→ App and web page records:
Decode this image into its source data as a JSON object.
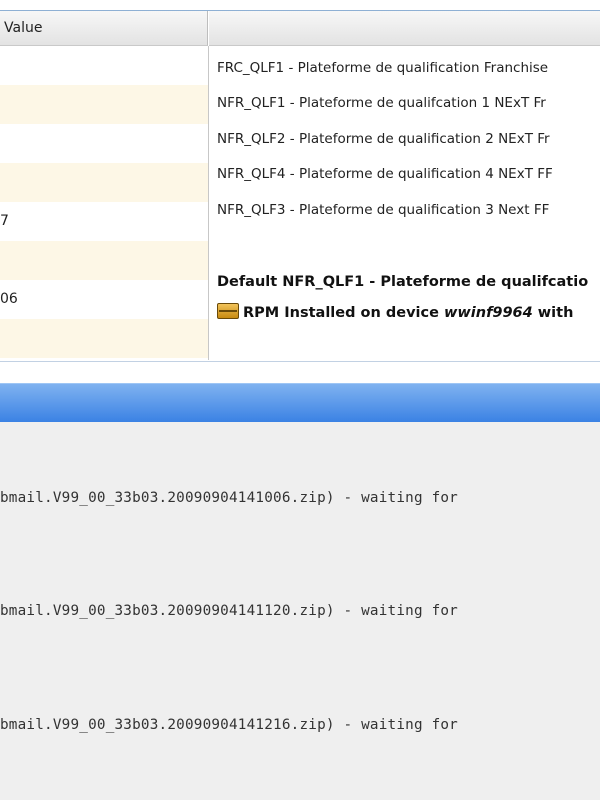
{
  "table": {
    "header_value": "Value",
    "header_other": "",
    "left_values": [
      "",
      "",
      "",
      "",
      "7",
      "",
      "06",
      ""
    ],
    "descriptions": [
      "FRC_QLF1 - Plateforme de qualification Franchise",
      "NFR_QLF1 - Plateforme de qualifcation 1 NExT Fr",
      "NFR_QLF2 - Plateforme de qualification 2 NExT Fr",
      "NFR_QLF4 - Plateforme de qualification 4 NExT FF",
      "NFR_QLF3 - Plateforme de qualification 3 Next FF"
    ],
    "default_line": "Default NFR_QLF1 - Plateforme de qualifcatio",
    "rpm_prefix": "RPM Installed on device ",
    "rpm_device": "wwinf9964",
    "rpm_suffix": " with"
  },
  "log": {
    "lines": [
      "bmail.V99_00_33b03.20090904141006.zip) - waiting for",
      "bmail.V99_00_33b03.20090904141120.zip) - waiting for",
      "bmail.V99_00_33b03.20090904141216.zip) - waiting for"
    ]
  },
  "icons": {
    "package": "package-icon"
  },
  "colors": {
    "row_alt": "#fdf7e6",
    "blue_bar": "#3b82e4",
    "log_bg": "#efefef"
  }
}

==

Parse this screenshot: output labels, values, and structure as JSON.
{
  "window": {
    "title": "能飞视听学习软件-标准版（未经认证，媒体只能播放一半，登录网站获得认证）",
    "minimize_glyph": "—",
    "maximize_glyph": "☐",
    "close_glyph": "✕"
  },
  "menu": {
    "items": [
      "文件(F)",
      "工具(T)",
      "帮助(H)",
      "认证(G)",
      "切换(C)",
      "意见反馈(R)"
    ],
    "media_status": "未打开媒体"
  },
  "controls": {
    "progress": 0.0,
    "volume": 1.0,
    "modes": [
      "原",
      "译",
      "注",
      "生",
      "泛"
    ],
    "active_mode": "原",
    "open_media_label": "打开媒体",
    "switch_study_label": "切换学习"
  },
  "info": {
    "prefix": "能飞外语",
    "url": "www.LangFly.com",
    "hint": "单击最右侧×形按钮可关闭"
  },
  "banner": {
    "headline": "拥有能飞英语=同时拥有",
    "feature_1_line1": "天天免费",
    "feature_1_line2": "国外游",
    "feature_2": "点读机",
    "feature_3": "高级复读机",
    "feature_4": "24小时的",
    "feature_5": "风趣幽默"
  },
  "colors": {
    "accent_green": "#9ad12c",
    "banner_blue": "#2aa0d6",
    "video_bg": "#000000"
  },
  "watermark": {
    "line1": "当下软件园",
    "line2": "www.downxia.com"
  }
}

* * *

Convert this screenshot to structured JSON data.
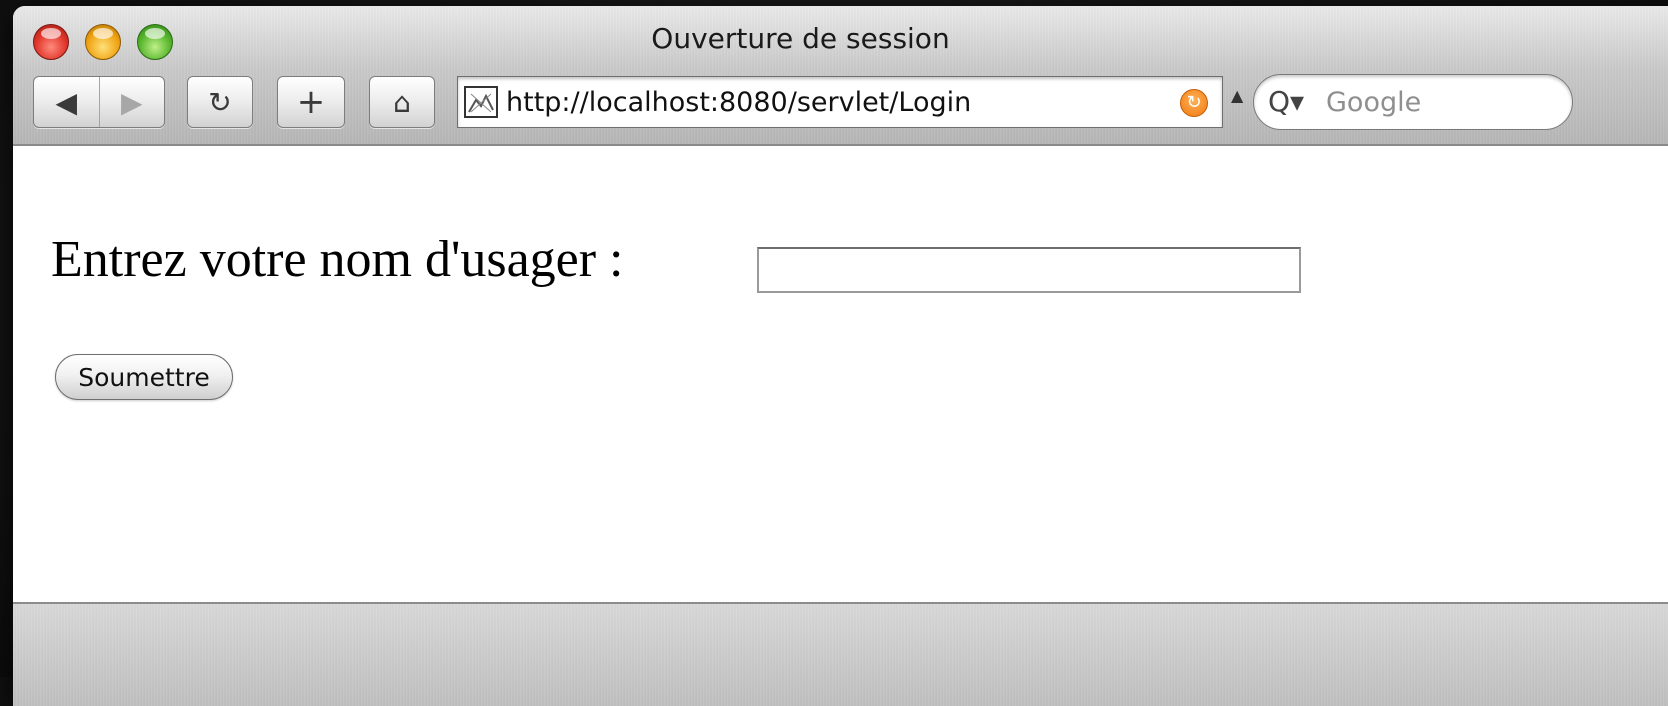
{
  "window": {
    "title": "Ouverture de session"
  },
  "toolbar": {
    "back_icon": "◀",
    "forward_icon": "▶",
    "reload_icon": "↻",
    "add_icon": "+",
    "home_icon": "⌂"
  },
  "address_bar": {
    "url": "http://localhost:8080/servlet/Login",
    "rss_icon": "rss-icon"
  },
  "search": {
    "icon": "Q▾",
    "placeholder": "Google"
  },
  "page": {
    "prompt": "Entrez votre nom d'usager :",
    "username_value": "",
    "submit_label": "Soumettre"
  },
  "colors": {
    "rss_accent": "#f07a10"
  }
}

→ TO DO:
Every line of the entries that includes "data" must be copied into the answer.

→ EXERCISE OUTPUT:
Decode this image into its source data as a JSON object.
Convert this screenshot to structured JSON data.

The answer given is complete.